Sprout (short for Brussel Sprout)
Gus (short for Asparagus)
Tatie (short for Potato)
Nipper (short for Turnip Jr.)
Carrot & Ginger – the redheaded twins, Beetie and Sprout. The girls, Beetie and Ginger, take after Arabella and sometimes lose patience with their siblings. Carrot is a lot like her her father Turnip – good natured but somehow finding herself in tricky situations! Sprout is a mixture of his parents with Jane’s sense of adventure. Uh oh!!!!
What about named after spices? Because they spice up his life. Turnips need to be seasoned after all!
Pepper, Ginger, Nutmeg, Rosemary, Basil
Now I’m hungry.
Little Beet (Beatrice)
There’ll be Reginald Jr, the spitting image of his father. Though everyone will call him Rudy (short for Rutabega, naturally).
Much to Turnip’s delight, another boy followed Rudy. Though Christened Charles, Parsnip seemed dead set on calling him Potato, as she thought he quite resembled one when he was newly born. He grew up to be much more serious than the rest of his family, and greatly disliked the nickname. By his late teens, he begrudgingly answered to Pat (and even secretly liked it).
Next came Madeleine. Of course, everyone was scandalized when Arabella revealed the name, with the war so fresh in everyone’s memory. But though of French origin, Arabella had craved Madeleine cookies so often during her pregnancy, that the name seemed a perfect fit. And anyway, everyone except her mother called her Maddie.
Then there’s little Ginny, given name Ginger, because the Fitzhughs have given up trying to provide their progeny with “sensible” names, seeing as they’re never much used.
Rudy aka Rutabaga (he also has red hair).
Clara also known as Carrot (her hair is a wee bit more orange).
Lily who is already planted firmly in a floral title, but who is later nicknamed the Lady of Shallot due to her love of reading. Much later in life, of course.
Georgina who they lovingly call Ginger, mostly due to her feisty youngest-child nature.
Yummy veggies with unusual names should fit the bill:
2) Brinjal (eggplant in Gujurati; related to potatoes and other root veggies…Brin for short)
3) Rutabega (Rooty for short!)
4) Dandelion (roots are often used in Asian cooking and fittingly tea)
Salsify (Sal, Si, or Fee for shorter nickname)
Crosne (Chinese artichoke)
Sunchoke (could be “Sunny”)
Tannia (form of xanthosome)
Few more than needed, but……the more the merrier to choose from, right? 🙂
This is the best ask-the-reader question ever. I love the Fitzhughs. I never miss the Fitzhughs, however, since their story is reread several times a year.
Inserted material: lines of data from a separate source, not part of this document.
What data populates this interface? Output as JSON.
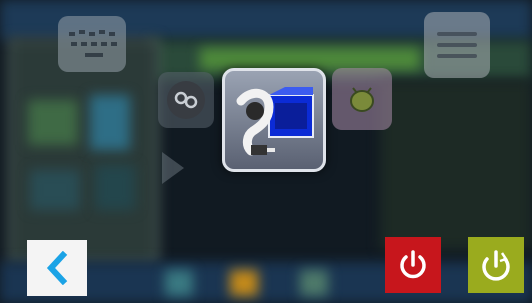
{
  "launcher": {
    "tiles": [
      {
        "name": "grid-app",
        "icon": "keyboard-grid-icon"
      },
      {
        "name": "link-app",
        "icon": "link-icon"
      },
      {
        "name": "selected-app",
        "icon": "network-drive-icon"
      },
      {
        "name": "bug-app",
        "icon": "bug-icon"
      },
      {
        "name": "list-app",
        "icon": "list-icon"
      }
    ]
  },
  "controls": {
    "back": {
      "icon": "chevron-left-icon",
      "color": "#1ba3e6"
    },
    "power": {
      "icon": "power-icon",
      "color": "#c7161c"
    },
    "restart": {
      "icon": "restart-power-icon",
      "color": "#9aab1e"
    }
  },
  "colors": {
    "taskbar": "#1a3552",
    "selected_tile_border": "#dfe3ea"
  }
}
Arabella, being the practical sort, vetoed the naming of any more children for root vegetables after Parsnip was born. Two root vegetables in one family was quite enough. Turnip, however, could not abide by foisting his children into the world without an appropriate sobriquet (Deuced frenchy word, Sobriq-whats-its). Putting all of his previous training as Assistant to the Assistants of The Pink Carnation (a title of his own devising, which, for a short time, graced the front of his calling card in pink lettering), Turnip set out to outwit his wife into accepting nicknames for their children that would be mutually acceptable. Arabella, who played along with the supposed-outwitting, allowed Turnip to choose the following:
“Trellis”: Real name Rose Fitzhugh. Turnip has an inordinate fondness for trellises.
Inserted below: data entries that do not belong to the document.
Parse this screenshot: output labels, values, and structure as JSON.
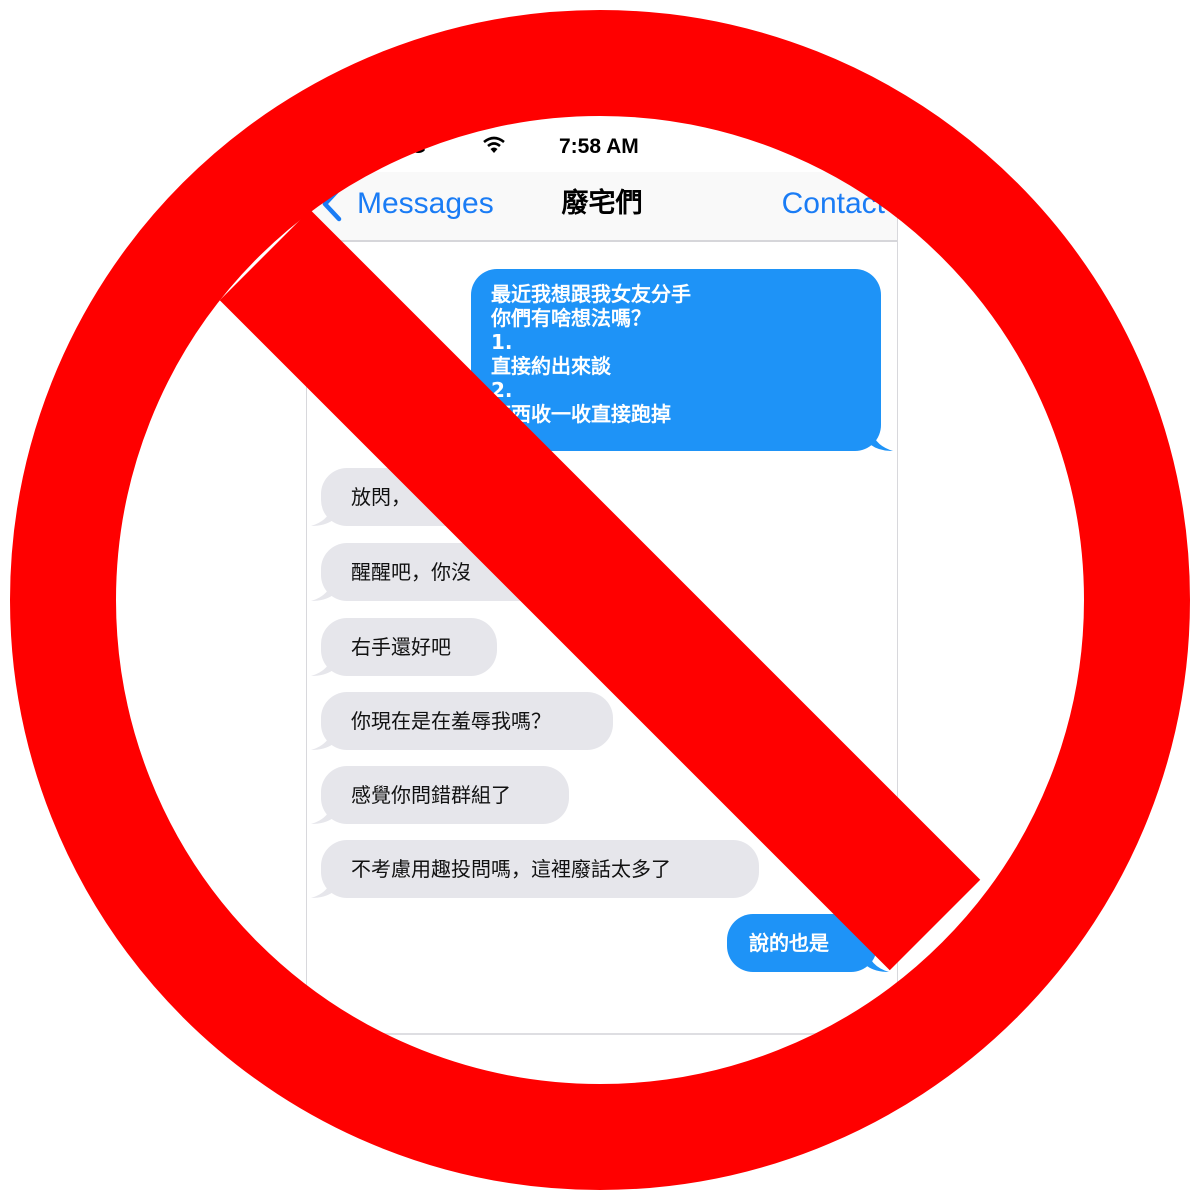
{
  "status": {
    "carrier": "&T 3G",
    "time": "7:58 AM"
  },
  "nav": {
    "back_label": "Messages",
    "title": "廢宅們",
    "contact_label": "Contact"
  },
  "messages": [
    {
      "direction": "out",
      "text": "最近我想跟我女友分手\n你們有啥想法嗎？\n1.\n直接約出來談\n2.\n東西收一收直接跑掉"
    },
    {
      "direction": "in",
      "text": "放閃，"
    },
    {
      "direction": "in",
      "text": "醒醒吧，你沒"
    },
    {
      "direction": "in",
      "text": "右手還好吧"
    },
    {
      "direction": "in",
      "text": "你現在是在羞辱我嗎？"
    },
    {
      "direction": "in",
      "text": "感覺你問錯群組了"
    },
    {
      "direction": "in",
      "text": "不考慮用趣投問嗎，這裡廢話太多了"
    },
    {
      "direction": "out",
      "text": "說的也是"
    }
  ],
  "colors": {
    "sign_red": "#ff0000",
    "imessage_blue": "#1e93f7",
    "bubble_gray": "#e6e6eb",
    "link_blue": "#1a7cf5"
  },
  "icons": {
    "back": "chevron-left-icon",
    "wifi": "wifi-icon",
    "sign": "prohibition-sign-icon"
  }
}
“Mistletoe”: Real name Holly Fitzhugh.
“Pie”: Real name Ivy Fitzhugh.
“Pudding”: Real name Farley Fitzhugh.
Daikon (Japanese white radish)
I like Parsley for one of them. Goes well with Parsnip.
Hmmmm… thinking of Christmas scents/flavors/plants…
Allie (short for Allspice)
Cinna (short for Cinnamon– no relation to Hunger Games)
Pepper (short for Peppermint)
Coco (short for Hot Cocoa)
I like Tipsin for a boy, it’s another type of turnip. I also like Cassava, Ginger and Carotte (French name for carrot) for the girls. Arabella & Turnip are some of my favorite characters!